This balance is critical in maintaining productivity without burning out the team.
Case Studies of EI in Action
Consider the case of a healthcare company that navigated the pandemic by prioritising EI in its leadership. The company’s leaders conducted regular virtual check-ins with their teams, not just to discuss work but to genuinely understand how each team member was coping.
This approach helped the company maintain high levels of engagement and productivity, even amid the crisis.
Another example is a tech startup that used EI to manage a major transition to remote work. The leaders took the time to understand each employee’s unique challenges and provided personalised support, whether it was flexible work hours or mental health resources.
This not only helped the team adapt to the new mode of working but also fostered a deep sense of loyalty and commitment.
Enhancing Your EI for Effective Leadership
It’s key to the success of integrating EI into the workplace that behaviours and attitudes from the top down. There is no point in trying to “fake it” or performing a tick the box exercise.
Senior Leaders and stakeholders need to invest in their own development first before they can truly develop their people. Below are some of the ways you can get started:
- Develop Self-Awareness
Regularly engage in introspection to understand your emotional triggers and how they influence your behaviour. Techniques like mindfulness and reflective journaling can be instrumental.
- Practise Active Listening
Truly listen to your team members. Understand their perspectives and challenges, and acknowledge their feelings. This builds empathy and trust.
- Manage Emotions Effectively
Learn to regulate your emotional responses, particularly in high-stress situations. Techniques like deep breathing, taking a pause before reacting, or seeking a different perspective can be helpful.
- Communicate with Transparency and Empathy
Be clear about the situations, challenges, and plans. Communicate with empathy, acknowledging the team’s emotions and concerns.
- Foster an EI-driven Culture
Encourage an environment where emotional intelligence is valued. This could include team-building activities focused on emotional awareness, EI training programs, or simply creating a safe space for employees to express their emotions and concerns.
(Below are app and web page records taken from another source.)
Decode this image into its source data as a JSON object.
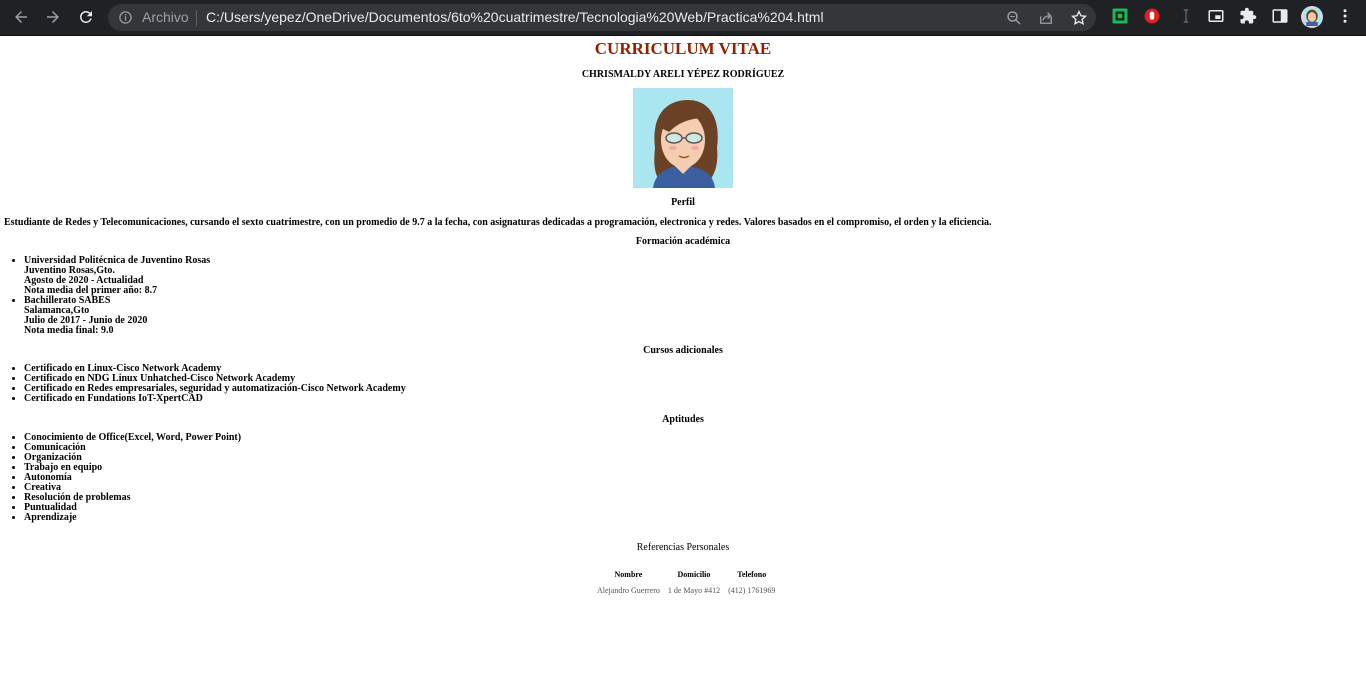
{
  "browser": {
    "chip_label": "Archivo",
    "url": "C:/Users/yepez/OneDrive/Documentos/6to%20cuatrimestre/Tecnologia%20Web/Practica%204.html"
  },
  "cv": {
    "title": "CURRICULUM VITAE",
    "name": "CHRISMALDY ARELI YÉPEZ RODRÍGUEZ",
    "perfil_heading": "Perfil",
    "perfil_text": "Estudiante de Redes y Telecomunicaciones, cursando el sexto cuatrimestre, con un promedio de 9.7 a la fecha, con asignaturas dedicadas a programación, electronica y redes. Valores basados en el compromiso, el orden y la eficiencia.",
    "formacion_heading": "Formación académica",
    "formacion": [
      {
        "lines": [
          "Universidad Politécnica de Juventino Rosas",
          "Juventino Rosas,Gto.",
          "Agosto de 2020 - Actualidad",
          "Nota media del primer año: 8.7"
        ]
      },
      {
        "lines": [
          "Bachillerato SABES",
          "Salamanca,Gto",
          "Julio de 2017 - Junio de 2020",
          "Nota media final: 9.0"
        ]
      }
    ],
    "cursos_heading": "Cursos adicionales",
    "cursos": [
      "Certificado en Linux-Cisco Network Academy",
      "Certificado en NDG Linux Unhatched-Cisco Network Academy",
      "Certificado en Redes empresariales, seguridad y automatización-Cisco Network Academy",
      "Certificado en Fundations IoT-XpertCAD"
    ],
    "aptitudes_heading": "Aptitudes",
    "aptitudes": [
      "Conocimiento de Office(Excel, Word, Power Point)",
      "Comunicación",
      "Organización",
      "Trabajo en equipo",
      "Autonomía",
      "Creativa",
      "Resolución de problemas",
      "Puntualidad",
      "Aprendizaje"
    ],
    "referencias_heading": "Referencias Personales",
    "referencias_headers": [
      "Nombre",
      "Domicilio",
      "Telefono"
    ],
    "referencias_rows": [
      [
        "Alejandro Guerrero",
        "1 de Mayo #412",
        "(412) 1761969"
      ]
    ]
  },
  "colors": {
    "title": "#8b2500",
    "toolbar": "#202124",
    "omnibox": "#35363a",
    "photo_bg": "#a9e6ef"
  },
  "icons": [
    "back-arrow-icon",
    "forward-arrow-icon",
    "reload-icon",
    "info-icon",
    "zoom-icon",
    "share-icon",
    "star-icon",
    "extension-green-icon",
    "extension-red-hand-icon",
    "extension-gray-icon",
    "media-icon",
    "puzzle-icon",
    "sidebar-icon",
    "profile-avatar",
    "more-menu-icon"
  ]
}
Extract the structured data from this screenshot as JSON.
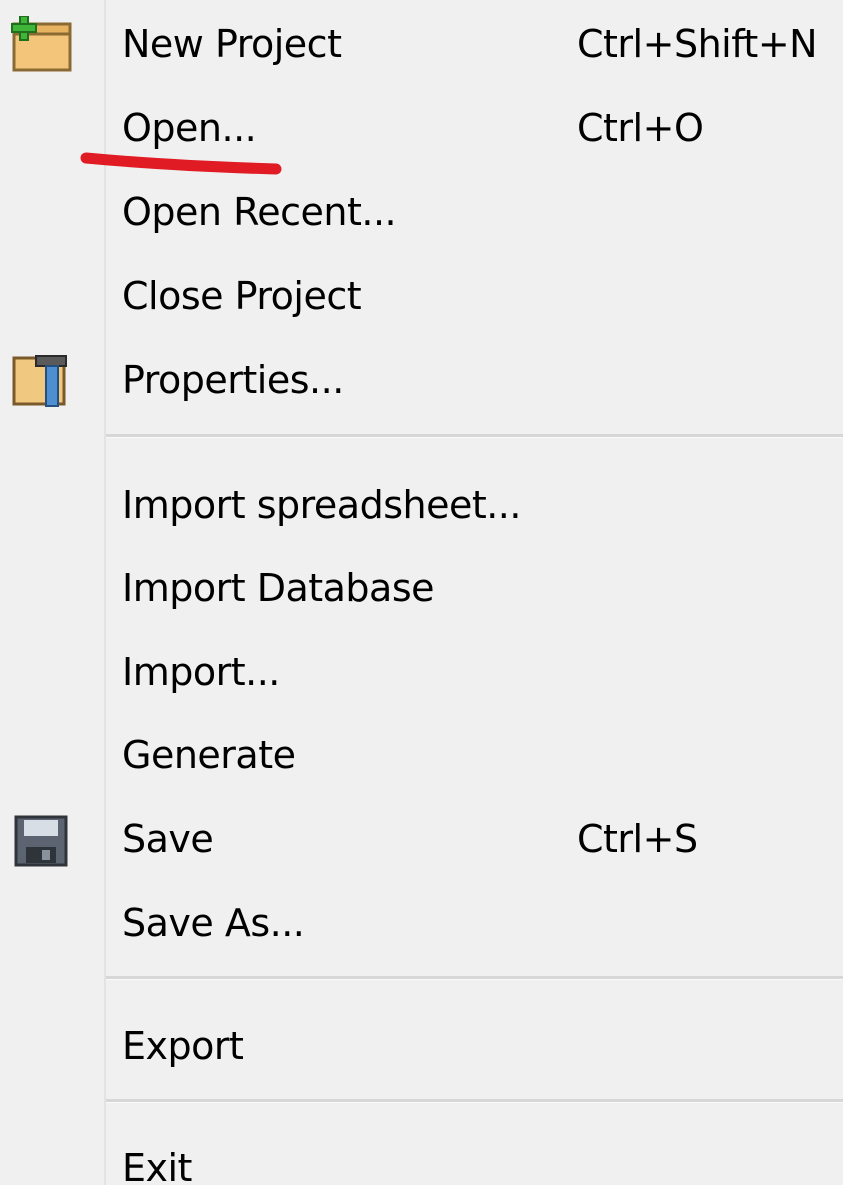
{
  "menu": {
    "items": {
      "new_project": {
        "label": "New Project",
        "shortcut": "Ctrl+Shift+N",
        "icon": "new-project-icon"
      },
      "open": {
        "label": "Open...",
        "shortcut": "Ctrl+O"
      },
      "open_recent": {
        "label": "Open Recent..."
      },
      "close_project": {
        "label": "Close Project"
      },
      "properties": {
        "label": "Properties...",
        "icon": "properties-icon"
      },
      "import_spreadsheet": {
        "label": "Import spreadsheet..."
      },
      "import_database": {
        "label": "Import Database"
      },
      "import": {
        "label": "Import..."
      },
      "generate": {
        "label": "Generate"
      },
      "save": {
        "label": "Save",
        "shortcut": "Ctrl+S",
        "icon": "floppy-disk-icon"
      },
      "save_as": {
        "label": "Save As..."
      },
      "export": {
        "label": "Export"
      },
      "exit": {
        "label": "Exit"
      }
    }
  },
  "colors": {
    "background": "#f0f0f0",
    "separator": "#d7d7d7",
    "annotation": "#e01b24"
  }
}
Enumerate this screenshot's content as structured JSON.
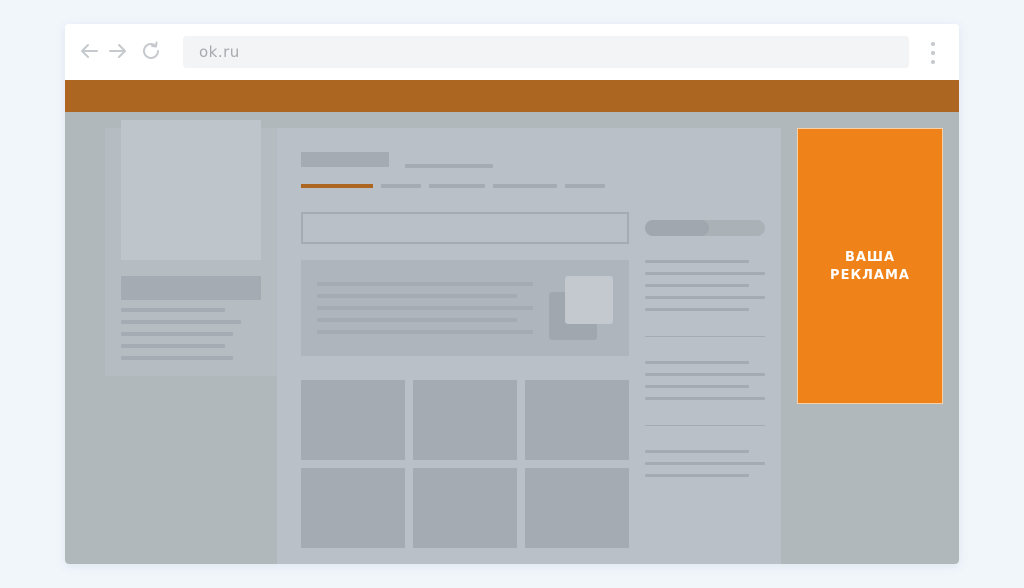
{
  "browser": {
    "url": "ok.ru",
    "icons": [
      "back-arrow-icon",
      "forward-arrow-icon",
      "reload-icon",
      "more-vert-icon"
    ]
  },
  "colors": {
    "brand_bar": "#ad6622",
    "ad_background": "#ef8219",
    "page_overlay": "#b0b8bc"
  },
  "ad": {
    "text": "ВАША\nРЕКЛАМА"
  }
}
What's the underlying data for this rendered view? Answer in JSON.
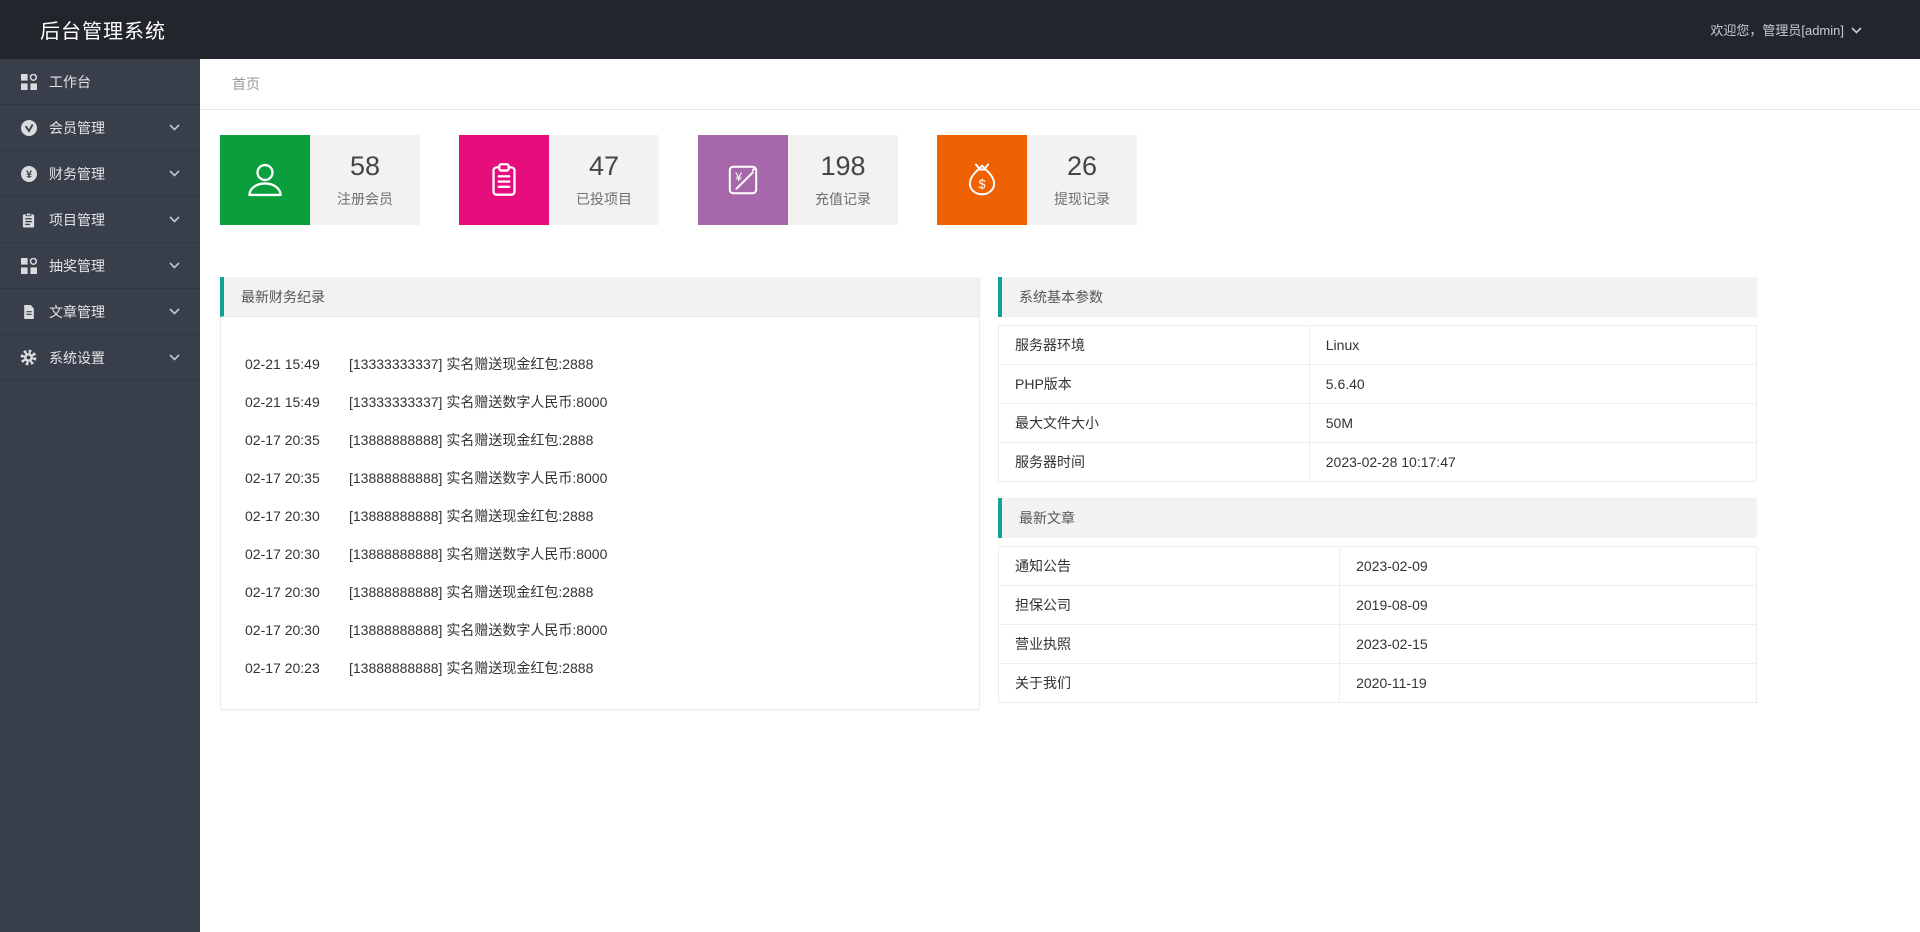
{
  "topbar": {
    "title": "后台管理系统",
    "welcome": "欢迎您，管理员[admin]"
  },
  "breadcrumb": {
    "home": "首页"
  },
  "sidebar": {
    "items": [
      {
        "label": "工作台",
        "icon": "grid-icon",
        "chevron": false
      },
      {
        "label": "会员管理",
        "icon": "member-check-icon",
        "chevron": true
      },
      {
        "label": "财务管理",
        "icon": "yuan-circle-icon",
        "chevron": true
      },
      {
        "label": "项目管理",
        "icon": "clipboard-icon",
        "chevron": true
      },
      {
        "label": "抽奖管理",
        "icon": "grid-icon",
        "chevron": true
      },
      {
        "label": "文章管理",
        "icon": "document-icon",
        "chevron": true
      },
      {
        "label": "系统设置",
        "icon": "gear-icon",
        "chevron": true
      }
    ]
  },
  "stats": [
    {
      "value": "58",
      "label": "注册会员",
      "color": "#0b9e3d",
      "icon": "user-icon"
    },
    {
      "value": "47",
      "label": "已投项目",
      "color": "#e60d7d",
      "icon": "clipboard-icon"
    },
    {
      "value": "198",
      "label": "充值记录",
      "color": "#a768ab",
      "icon": "recharge-card-icon"
    },
    {
      "value": "26",
      "label": "提现记录",
      "color": "#ee6203",
      "icon": "money-bag-icon"
    }
  ],
  "finance_panel": {
    "title": "最新财务纪录",
    "records": [
      {
        "time": "02-21 15:49",
        "text": "[13333333337] 实名赠送现金红包:2888"
      },
      {
        "time": "02-21 15:49",
        "text": "[13333333337] 实名赠送数字人民币:8000"
      },
      {
        "time": "02-17 20:35",
        "text": "[13888888888] 实名赠送现金红包:2888"
      },
      {
        "time": "02-17 20:35",
        "text": "[13888888888] 实名赠送数字人民币:8000"
      },
      {
        "time": "02-17 20:30",
        "text": "[13888888888] 实名赠送现金红包:2888"
      },
      {
        "time": "02-17 20:30",
        "text": "[13888888888] 实名赠送数字人民币:8000"
      },
      {
        "time": "02-17 20:30",
        "text": "[13888888888] 实名赠送现金红包:2888"
      },
      {
        "time": "02-17 20:30",
        "text": "[13888888888] 实名赠送数字人民币:8000"
      },
      {
        "time": "02-17 20:23",
        "text": "[13888888888] 实名赠送现金红包:2888"
      }
    ]
  },
  "system_panel": {
    "title": "系统基本参数",
    "rows": [
      {
        "label": "服务器环境",
        "value": "Linux"
      },
      {
        "label": "PHP版本",
        "value": "5.6.40"
      },
      {
        "label": "最大文件大小",
        "value": "50M"
      },
      {
        "label": "服务器时间",
        "value": "2023-02-28 10:17:47"
      }
    ]
  },
  "articles_panel": {
    "title": "最新文章",
    "rows": [
      {
        "label": "通知公告",
        "value": "2023-02-09"
      },
      {
        "label": "担保公司",
        "value": "2019-08-09"
      },
      {
        "label": "营业执照",
        "value": "2023-02-15"
      },
      {
        "label": "关于我们",
        "value": "2020-11-19"
      }
    ]
  },
  "colors": {
    "topbar_bg": "#22252c",
    "sidebar_bg": "#383f4a",
    "accent_teal": "#12a195",
    "stat_green": "#0b9e3d",
    "stat_pink": "#e60d7d",
    "stat_purple": "#a768ab",
    "stat_orange": "#ee6203",
    "panel_header_bg": "#f2f2f2"
  }
}
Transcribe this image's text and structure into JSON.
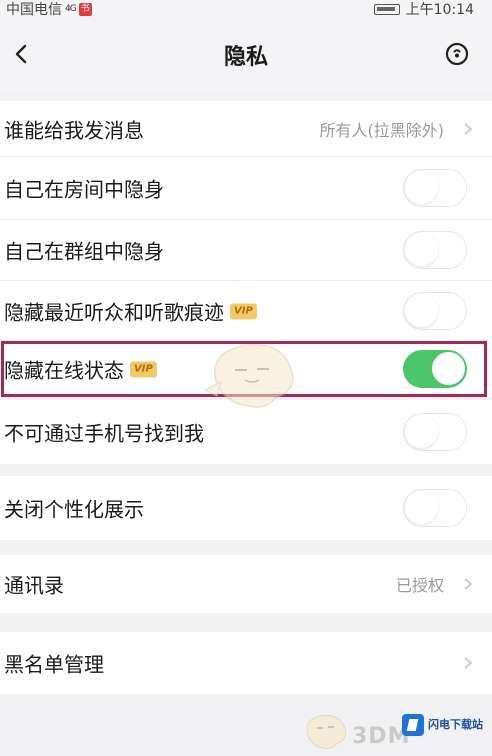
{
  "status_bar": {
    "carrier": "中国电信",
    "signal": "4G",
    "app_badge": "书",
    "time": "上午10:14"
  },
  "header": {
    "title": "隐私",
    "back_icon": "chevron-left-icon",
    "right_icon": "help-circle-icon"
  },
  "settings": [
    {
      "label": "谁能给我发消息",
      "value": "所有人(拉黑除外)",
      "type": "link"
    },
    {
      "label": "自己在房间中隐身",
      "type": "toggle",
      "on": false
    },
    {
      "label": "自己在群组中隐身",
      "type": "toggle",
      "on": false
    },
    {
      "label": "隐藏最近听众和听歌痕迹",
      "vip": "VIP",
      "type": "toggle",
      "on": false
    },
    {
      "label": "隐藏在线状态",
      "vip": "VIP",
      "type": "toggle",
      "on": true
    },
    {
      "label": "不可通过手机号找到我",
      "type": "toggle",
      "on": false
    },
    {
      "label": "关闭个性化展示",
      "type": "toggle",
      "on": false
    },
    {
      "label": "通讯录",
      "value": "已授权",
      "type": "link"
    },
    {
      "label": "黑名单管理",
      "type": "link"
    }
  ],
  "watermark": {
    "brand": "3DM",
    "site_name": "闪电下载站"
  },
  "colors": {
    "toggle_on": "#4bc66a",
    "highlight_border": "#a42a55",
    "vip_badge": "#f3c86a"
  }
}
Emotional Intelligence is not just a desirable attribute; in today’s uncertain and rapidly changing business environment, it is a necessity for effective leadership. By embracing EI, leaders can navigate through the complexities and challenges of the modern world with greater ease and success. As we continue to face new and unpredictable challenges, the ability to manage and leverage emotions constructively will remain a defining feature of successful leadership.